| TASK TO CARRY OUT |
Retype the entries below word for word, leaving none out.

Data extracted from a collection
┌──

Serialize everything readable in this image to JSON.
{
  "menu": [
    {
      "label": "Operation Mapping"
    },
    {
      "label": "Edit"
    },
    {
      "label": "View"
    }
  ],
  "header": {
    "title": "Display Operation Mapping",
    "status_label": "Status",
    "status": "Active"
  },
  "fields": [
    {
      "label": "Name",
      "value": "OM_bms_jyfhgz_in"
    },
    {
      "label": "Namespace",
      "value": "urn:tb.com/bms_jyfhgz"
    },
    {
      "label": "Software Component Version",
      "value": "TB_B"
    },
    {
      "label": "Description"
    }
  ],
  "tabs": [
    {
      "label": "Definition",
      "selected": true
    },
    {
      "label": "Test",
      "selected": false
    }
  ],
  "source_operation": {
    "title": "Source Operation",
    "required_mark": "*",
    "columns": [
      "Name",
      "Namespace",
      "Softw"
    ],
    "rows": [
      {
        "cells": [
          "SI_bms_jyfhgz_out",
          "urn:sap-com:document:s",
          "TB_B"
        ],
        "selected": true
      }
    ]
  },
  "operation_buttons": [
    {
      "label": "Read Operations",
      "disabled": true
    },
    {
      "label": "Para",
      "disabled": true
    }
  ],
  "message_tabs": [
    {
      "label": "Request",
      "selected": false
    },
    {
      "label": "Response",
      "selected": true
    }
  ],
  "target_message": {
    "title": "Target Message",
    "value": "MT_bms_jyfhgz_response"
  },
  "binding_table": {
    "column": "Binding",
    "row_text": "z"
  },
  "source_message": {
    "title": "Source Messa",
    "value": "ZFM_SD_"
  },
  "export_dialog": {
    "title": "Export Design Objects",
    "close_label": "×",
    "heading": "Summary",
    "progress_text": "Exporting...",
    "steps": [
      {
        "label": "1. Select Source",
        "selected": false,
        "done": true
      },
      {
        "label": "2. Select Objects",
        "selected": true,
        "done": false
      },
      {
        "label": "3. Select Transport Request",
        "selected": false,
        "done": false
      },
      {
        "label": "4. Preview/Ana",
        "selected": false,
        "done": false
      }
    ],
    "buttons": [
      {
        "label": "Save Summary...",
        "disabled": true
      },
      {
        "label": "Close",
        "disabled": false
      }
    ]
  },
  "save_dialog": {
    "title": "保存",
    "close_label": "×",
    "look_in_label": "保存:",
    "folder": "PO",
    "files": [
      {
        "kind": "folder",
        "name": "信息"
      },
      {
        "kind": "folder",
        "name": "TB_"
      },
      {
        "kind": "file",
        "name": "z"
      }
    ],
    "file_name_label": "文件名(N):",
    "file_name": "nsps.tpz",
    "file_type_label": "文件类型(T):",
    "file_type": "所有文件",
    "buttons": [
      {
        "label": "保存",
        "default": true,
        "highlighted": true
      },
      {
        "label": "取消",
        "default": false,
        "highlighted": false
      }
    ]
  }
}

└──

| RESPONSE BELOW |
Serialize everything readable in this image to JSON.
{
  "menu": [
    {
      "label": "Operation Mapping"
    },
    {
      "label": "Edit"
    },
    {
      "label": "View"
    }
  ],
  "header": {
    "title": "Display Operation Mapping",
    "status_label": "Status",
    "status": "Active"
  },
  "fields": [
    {
      "label": "Name",
      "value": "OM_bms_jyfhgz_in"
    },
    {
      "label": "Namespace",
      "value": "urn:tb.com/bms_jyfhgz"
    },
    {
      "label": "Software Component Version",
      "value": "TB_B"
    },
    {
      "label": "Description"
    }
  ],
  "tabs": [
    {
      "label": "Definition",
      "selected": true
    },
    {
      "label": "Test",
      "selected": false
    }
  ],
  "source_operation": {
    "title": "Source Operation",
    "required_mark": "*",
    "columns": [
      "Name",
      "Namespace",
      "Softw"
    ],
    "rows": [
      {
        "cells": [
          "SI_bms_jyfhgz_out",
          "urn:sap-com:document:s",
          "TB_B"
        ],
        "selected": true
      }
    ]
  },
  "operation_buttons": [
    {
      "label": "Read Operations",
      "disabled": true
    },
    {
      "label": "Para",
      "disabled": true
    }
  ],
  "message_tabs": [
    {
      "label": "Request",
      "selected": false
    },
    {
      "label": "Response",
      "selected": true
    }
  ],
  "target_message": {
    "title": "Target Message",
    "value": "MT_bms_jyfhgz_response"
  },
  "binding_table": {
    "column": "Binding",
    "row_text": "z"
  },
  "source_message": {
    "title": "Source Messa",
    "value": "ZFM_SD_"
  },
  "export_dialog": {
    "title": "Export Design Objects",
    "close_label": "×",
    "heading": "Summary",
    "progress_text": "Exporting...",
    "steps": [
      {
        "label": "1. Select Source",
        "selected": false,
        "done": true
      },
      {
        "label": "2. Select Objects",
        "selected": true,
        "done": false
      },
      {
        "label": "3. Select Transport Request",
        "selected": false,
        "done": false
      },
      {
        "label": "4. Preview/Ana",
        "selected": false,
        "done": false
      }
    ],
    "buttons": [
      {
        "label": "Save Summary...",
        "disabled": true
      },
      {
        "label": "Close",
        "disabled": false
      }
    ]
  },
  "save_dialog": {
    "title": "保存",
    "close_label": "×",
    "look_in_label": "保存:",
    "folder": "PO",
    "files": [
      {
        "kind": "folder",
        "name": "信息"
      },
      {
        "kind": "folder",
        "name": "TB_"
      },
      {
        "kind": "file",
        "name": "z"
      }
    ],
    "file_name_label": "文件名(N):",
    "file_name": "nsps.tpz",
    "file_type_label": "文件类型(T):",
    "file_type": "所有文件",
    "buttons": [
      {
        "label": "保存",
        "default": true,
        "highlighted": true
      },
      {
        "label": "取消",
        "default": false,
        "highlighted": false
      }
    ]
  }
}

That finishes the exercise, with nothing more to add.